Obviously there are other services provided, and there will likely be adjustments over time. The point I’m trying to make is that the advisor is providing a service—one that I believe should be valued through reasonable hourly or annual retainer fees, rather than as a percentage of the money you invest with their firm.
In this light, it does not seem reasonable to me that the advisor be entitled to an increased fee simply because your portfolio has increased in value.
But what about when AUM fees are better?
To be intellectually honest, it should be noted that there are times when AUM fees are less than those of a flat fee only advisor. The most simple example of this is when an AUM advisor works with a client with a “small” portfolio.
As a thoughtful consumer, you should seek out the best advisor for your situation at the best price possible.
But for many of the physicians reading this blog, I suspect that a long term engagement with a reasonably priced flat fee only financial advisor would cost considerably less than a similar engagement with an AUM advisor.
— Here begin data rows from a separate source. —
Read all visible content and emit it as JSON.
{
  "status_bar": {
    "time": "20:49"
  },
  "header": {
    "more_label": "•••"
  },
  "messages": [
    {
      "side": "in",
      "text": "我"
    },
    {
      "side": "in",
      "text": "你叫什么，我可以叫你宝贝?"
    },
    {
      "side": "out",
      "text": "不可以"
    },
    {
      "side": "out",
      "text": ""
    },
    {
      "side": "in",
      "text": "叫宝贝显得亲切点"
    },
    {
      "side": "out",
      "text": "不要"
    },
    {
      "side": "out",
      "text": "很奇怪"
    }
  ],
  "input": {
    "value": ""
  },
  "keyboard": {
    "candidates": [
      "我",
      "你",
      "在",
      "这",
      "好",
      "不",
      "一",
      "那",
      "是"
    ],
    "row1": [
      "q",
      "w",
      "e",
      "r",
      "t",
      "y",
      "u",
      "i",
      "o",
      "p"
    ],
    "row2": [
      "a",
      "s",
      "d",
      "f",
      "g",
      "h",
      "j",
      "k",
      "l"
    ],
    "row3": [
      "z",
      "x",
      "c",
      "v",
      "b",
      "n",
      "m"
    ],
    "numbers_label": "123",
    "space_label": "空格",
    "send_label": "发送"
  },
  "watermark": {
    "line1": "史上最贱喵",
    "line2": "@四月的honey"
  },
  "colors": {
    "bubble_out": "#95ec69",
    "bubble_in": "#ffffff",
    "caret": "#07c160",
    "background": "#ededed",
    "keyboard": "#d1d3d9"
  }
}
Some Final Thoughts
The most important problem with AUM fees is that they tie the value of the advisor to the value of your investment portfolio. This is not the same as tying compensation to the value of the services the advisor offers.
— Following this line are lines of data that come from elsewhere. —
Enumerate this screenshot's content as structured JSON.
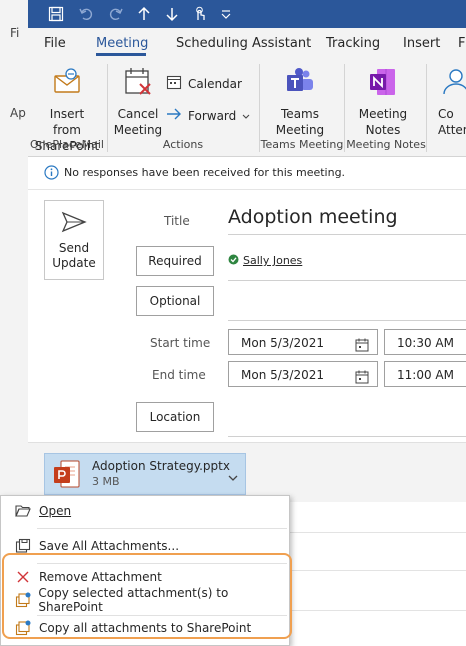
{
  "background": {
    "menu_fragment": "Fi",
    "ribbon_fragment": "Ap"
  },
  "tabs": [
    {
      "label": "File"
    },
    {
      "label": "Meeting"
    },
    {
      "label": "Scheduling Assistant"
    },
    {
      "label": "Tracking"
    },
    {
      "label": "Insert"
    },
    {
      "label": "F"
    }
  ],
  "ribbon": {
    "insert_sharepoint": "Insert from SharePoint",
    "insert_sharepoint_l1": "Insert from",
    "insert_sharepoint_l2": "SharePoint",
    "group_oneplacemail": "OnePlaceMail",
    "cancel_l1": "Cancel",
    "cancel_l2": "Meeting",
    "calendar": "Calendar",
    "forward": "Forward",
    "group_actions": "Actions",
    "teams_l1": "Teams",
    "teams_l2": "Meeting",
    "group_teams": "Teams Meeting",
    "notes_l1": "Meeting",
    "notes_l2": "Notes",
    "group_notes": "Meeting Notes",
    "co_l1": "Co",
    "co_l2": "Atten"
  },
  "info_bar": "No responses have been received for this meeting.",
  "form": {
    "send_l1": "Send",
    "send_l2": "Update",
    "title_label": "Title",
    "title_value": "Adoption meeting",
    "required_label": "Required",
    "required_attendee": "Sally Jones",
    "optional_label": "Optional",
    "start_label": "Start time",
    "start_date": "Mon 5/3/2021",
    "start_time": "10:30 AM",
    "end_label": "End time",
    "end_date": "Mon 5/3/2021",
    "end_time": "11:00 AM",
    "location_label": "Location"
  },
  "attachment": {
    "name": "Adoption Strategy.pptx",
    "size": "3 MB"
  },
  "context_menu": {
    "open": "Open",
    "save_all": "Save All Attachments...",
    "remove": "Remove Attachment",
    "copy_selected": "Copy selected attachment(s) to SharePoint",
    "copy_all": "Copy all attachments to SharePoint"
  },
  "colors": {
    "titlebar": "#2b579a",
    "highlight": "#f0a050",
    "remove_icon": "#d13438"
  }
}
Though it’s a heck of a deal for those with a $50,000 portfolio to pay $750 per year for ongoing financial planning and investment management, it’s hardly fair for the advisor. The other end of the spectrum seems equally unfair when those with a $2,000,000 portfolio pay $15,000 to $20,000 simply because they have accumulated wealth. My main contention is that a flat fee for ongoing financial planning and investment management grounds the advisor’s compensation to their service and not to product sales, your assets, or net worth.
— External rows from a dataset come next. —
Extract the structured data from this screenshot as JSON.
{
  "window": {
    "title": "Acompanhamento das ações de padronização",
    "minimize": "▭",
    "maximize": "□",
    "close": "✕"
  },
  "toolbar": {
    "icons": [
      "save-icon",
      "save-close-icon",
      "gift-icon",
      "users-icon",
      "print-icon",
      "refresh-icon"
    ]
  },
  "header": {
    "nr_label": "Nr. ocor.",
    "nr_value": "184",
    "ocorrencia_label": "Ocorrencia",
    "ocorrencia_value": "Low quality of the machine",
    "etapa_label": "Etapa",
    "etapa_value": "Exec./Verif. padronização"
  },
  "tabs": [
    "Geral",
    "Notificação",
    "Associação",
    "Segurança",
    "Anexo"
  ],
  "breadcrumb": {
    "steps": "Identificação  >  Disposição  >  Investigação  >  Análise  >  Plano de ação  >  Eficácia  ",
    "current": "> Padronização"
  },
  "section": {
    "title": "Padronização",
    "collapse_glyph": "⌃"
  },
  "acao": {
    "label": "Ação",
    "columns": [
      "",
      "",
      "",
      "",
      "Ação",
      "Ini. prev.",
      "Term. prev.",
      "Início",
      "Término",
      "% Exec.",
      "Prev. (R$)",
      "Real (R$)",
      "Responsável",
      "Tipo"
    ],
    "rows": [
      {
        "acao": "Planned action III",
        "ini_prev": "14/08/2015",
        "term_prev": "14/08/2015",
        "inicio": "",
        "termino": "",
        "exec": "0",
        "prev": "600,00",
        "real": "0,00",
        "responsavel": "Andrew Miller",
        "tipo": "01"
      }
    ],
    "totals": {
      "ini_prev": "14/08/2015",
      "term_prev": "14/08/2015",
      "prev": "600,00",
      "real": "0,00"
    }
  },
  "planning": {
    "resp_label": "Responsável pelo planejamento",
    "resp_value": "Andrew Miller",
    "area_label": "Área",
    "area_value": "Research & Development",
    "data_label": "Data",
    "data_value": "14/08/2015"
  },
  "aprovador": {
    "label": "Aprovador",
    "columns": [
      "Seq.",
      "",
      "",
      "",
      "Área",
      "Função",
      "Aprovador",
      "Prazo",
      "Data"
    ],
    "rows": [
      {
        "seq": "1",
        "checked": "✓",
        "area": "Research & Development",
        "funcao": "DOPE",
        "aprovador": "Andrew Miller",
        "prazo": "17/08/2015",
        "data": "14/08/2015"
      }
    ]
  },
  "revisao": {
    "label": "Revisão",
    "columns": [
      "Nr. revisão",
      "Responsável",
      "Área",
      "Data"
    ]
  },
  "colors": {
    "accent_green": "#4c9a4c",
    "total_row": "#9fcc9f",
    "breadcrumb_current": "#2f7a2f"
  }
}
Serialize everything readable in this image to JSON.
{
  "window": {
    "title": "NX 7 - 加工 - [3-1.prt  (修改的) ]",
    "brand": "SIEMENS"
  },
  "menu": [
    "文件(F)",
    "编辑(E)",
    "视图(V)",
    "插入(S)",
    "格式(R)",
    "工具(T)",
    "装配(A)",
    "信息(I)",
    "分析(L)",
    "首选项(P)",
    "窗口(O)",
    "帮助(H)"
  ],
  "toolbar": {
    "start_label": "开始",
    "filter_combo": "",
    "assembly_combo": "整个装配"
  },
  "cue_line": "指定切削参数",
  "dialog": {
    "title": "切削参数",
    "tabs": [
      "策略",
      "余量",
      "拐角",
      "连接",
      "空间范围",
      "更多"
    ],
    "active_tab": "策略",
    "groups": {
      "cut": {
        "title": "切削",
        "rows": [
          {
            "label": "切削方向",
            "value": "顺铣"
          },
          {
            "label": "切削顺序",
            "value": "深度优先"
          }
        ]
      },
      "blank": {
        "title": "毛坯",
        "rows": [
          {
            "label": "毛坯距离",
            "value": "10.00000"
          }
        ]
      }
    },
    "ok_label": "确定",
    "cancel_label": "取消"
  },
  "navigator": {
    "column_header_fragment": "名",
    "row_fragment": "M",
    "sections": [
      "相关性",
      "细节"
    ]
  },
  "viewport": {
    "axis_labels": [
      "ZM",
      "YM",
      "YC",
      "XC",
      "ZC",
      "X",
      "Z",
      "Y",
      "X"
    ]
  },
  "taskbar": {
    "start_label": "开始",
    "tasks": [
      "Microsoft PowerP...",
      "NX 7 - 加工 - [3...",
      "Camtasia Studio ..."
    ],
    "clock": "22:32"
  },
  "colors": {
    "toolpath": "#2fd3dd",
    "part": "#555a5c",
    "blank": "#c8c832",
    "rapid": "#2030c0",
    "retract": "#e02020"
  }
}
The best part about flat annual fees is that there aren’t hidden costs, you know the total price of services beforehand, and the value of your portfolio is irrelevant (thereby further reducing conflicts). Obviously DIY readers will vehemently point out that you could just save it all and do it on your own, which is fine. Not everyone has to outsource this part of life.
Am I an idealist?
Sure. But I think finding the most equitable fee arrangement available is an ideal worth pursuing. Isn’t it about helping you find good advice at a fair price? Obviously I’ve concluded that a truly flat fee structure (i.e. not tied to assets, net worth, etc.) provides the least friction to putting client interests first for those looking for ongoing financial planning and investment management.
If a flat fee only arrangement is, in fact, a better model for the client, be advised that change isn’t likely to come from the advisor community. Would it surprise you that advisors are happy to continue extracting large fees based on your assets?
As with many other things, change in my profession isn’t likely to come unless and until you demand it. So by all means, demand it.
At that time advisors will quickly adapt.
The content provided is for informational purposes only and represents my personal opinions based on my experience, study, and practice. Yes, I’m a financial advisor, but this article isn’t intended as advice for you specifically. Your unique situation needs to be taken into account, and the ideas presented here may not apply.